◆ **What you will do**:
Write out every entry below exactly as it appears. Pictures do not belong in the copy.

Data about app and page elements
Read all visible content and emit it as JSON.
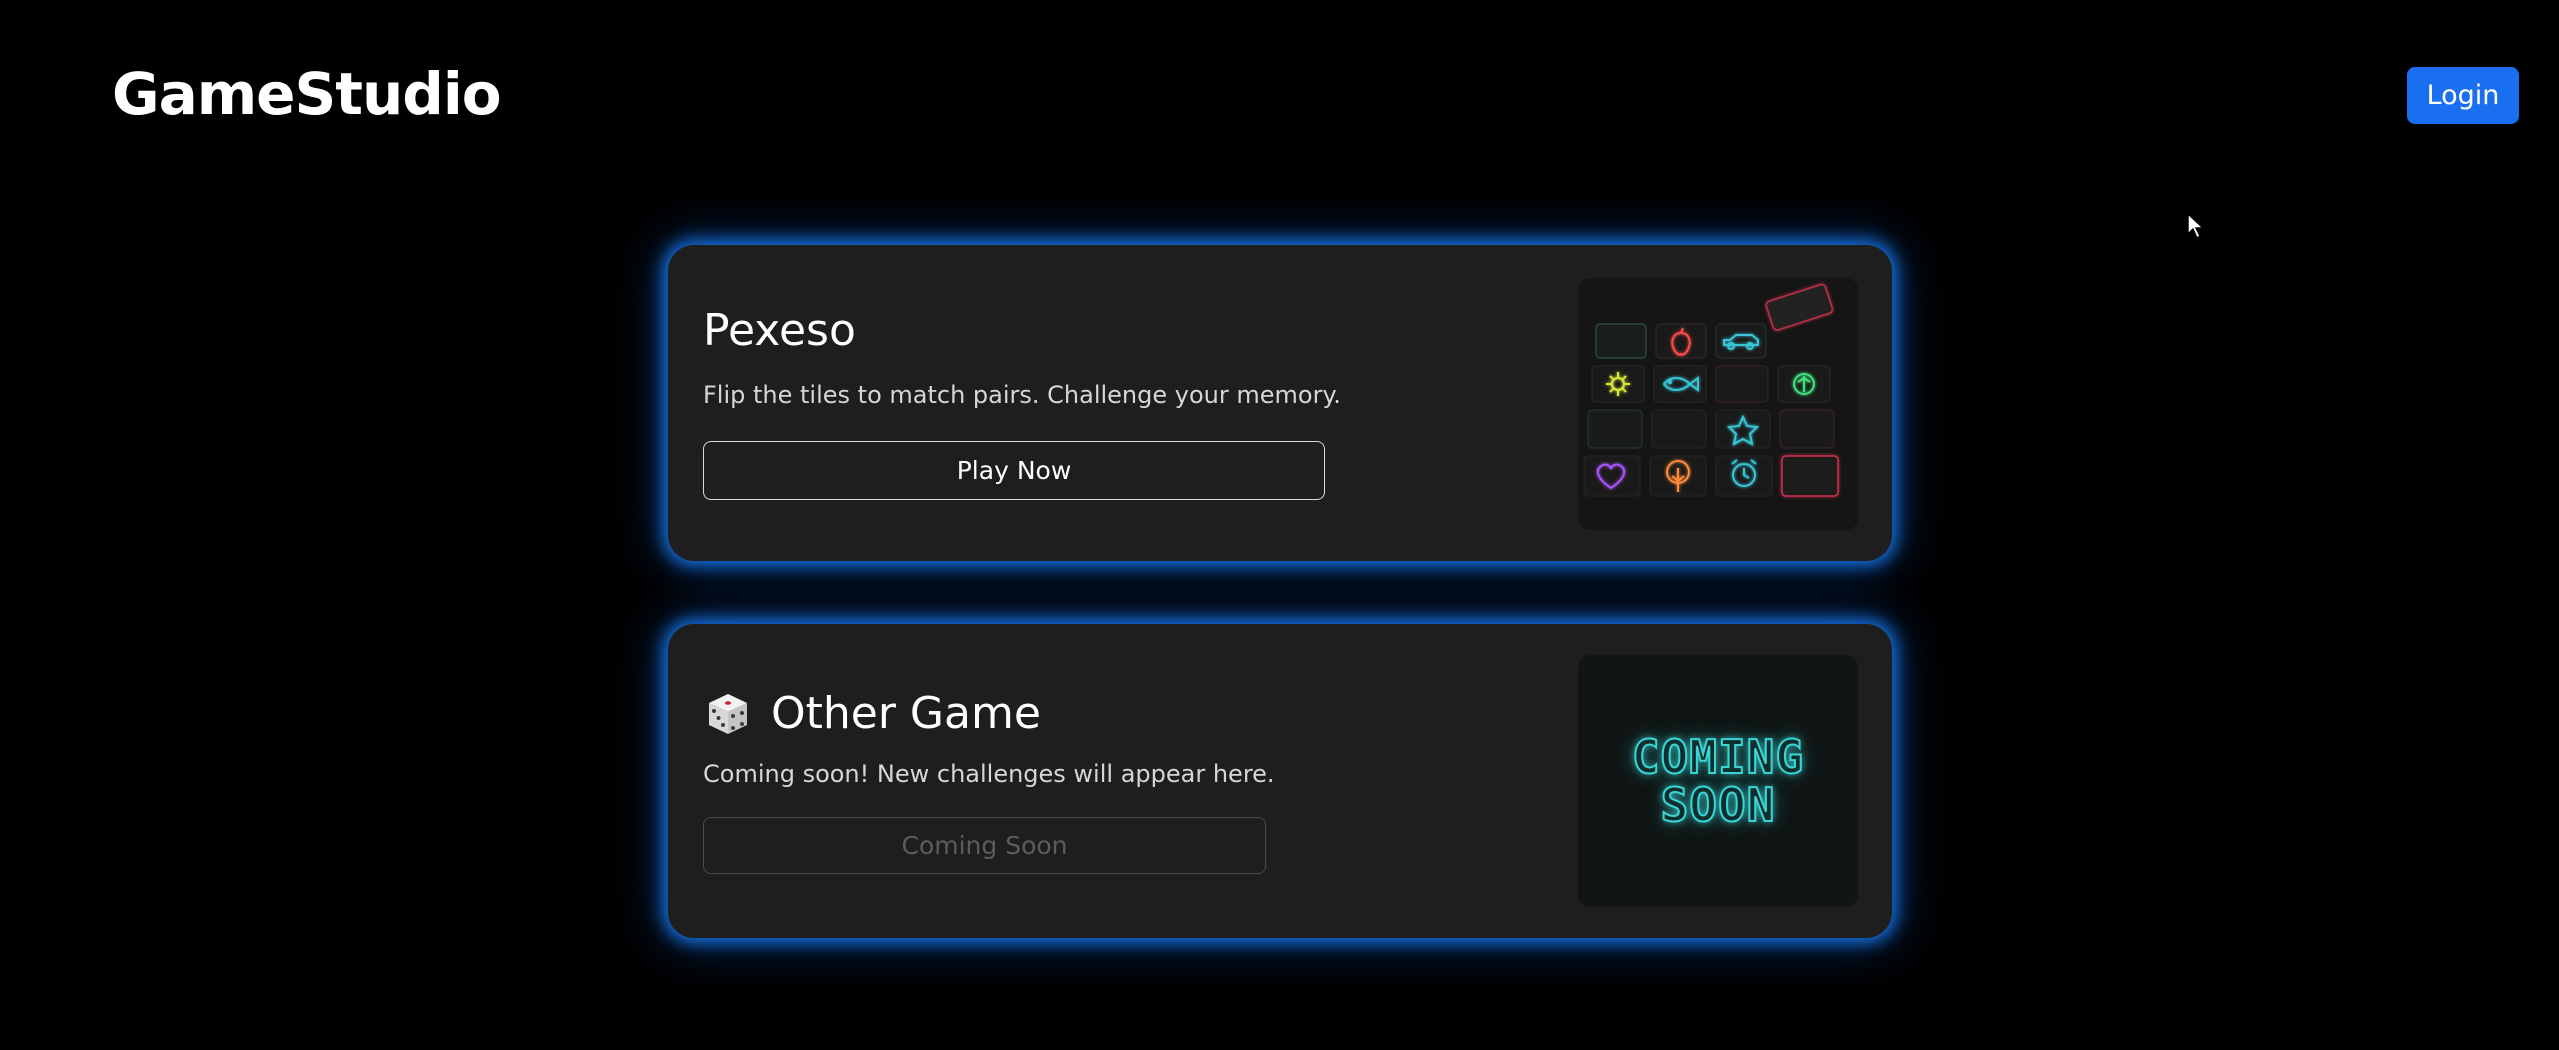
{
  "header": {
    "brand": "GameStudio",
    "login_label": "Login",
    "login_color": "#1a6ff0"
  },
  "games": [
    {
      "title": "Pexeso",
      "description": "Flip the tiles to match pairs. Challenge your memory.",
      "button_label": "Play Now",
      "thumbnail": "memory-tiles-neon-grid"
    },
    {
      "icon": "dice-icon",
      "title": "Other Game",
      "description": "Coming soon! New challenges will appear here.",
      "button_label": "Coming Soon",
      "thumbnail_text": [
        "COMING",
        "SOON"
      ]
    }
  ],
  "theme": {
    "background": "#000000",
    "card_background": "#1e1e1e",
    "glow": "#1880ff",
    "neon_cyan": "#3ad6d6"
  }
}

◆ **Response for this exercise**:
Read all visible content and emit it as JSON.
{
  "header": {
    "brand": "GameStudio",
    "login_label": "Login",
    "login_color": "#1a6ff0"
  },
  "games": [
    {
      "title": "Pexeso",
      "description": "Flip the tiles to match pairs. Challenge your memory.",
      "button_label": "Play Now",
      "thumbnail": "memory-tiles-neon-grid"
    },
    {
      "icon": "dice-icon",
      "title": "Other Game",
      "description": "Coming soon! New challenges will appear here.",
      "button_label": "Coming Soon",
      "thumbnail_text": [
        "COMING",
        "SOON"
      ]
    }
  ],
  "theme": {
    "background": "#000000",
    "card_background": "#1e1e1e",
    "glow": "#1880ff",
    "neon_cyan": "#3ad6d6"
  }
}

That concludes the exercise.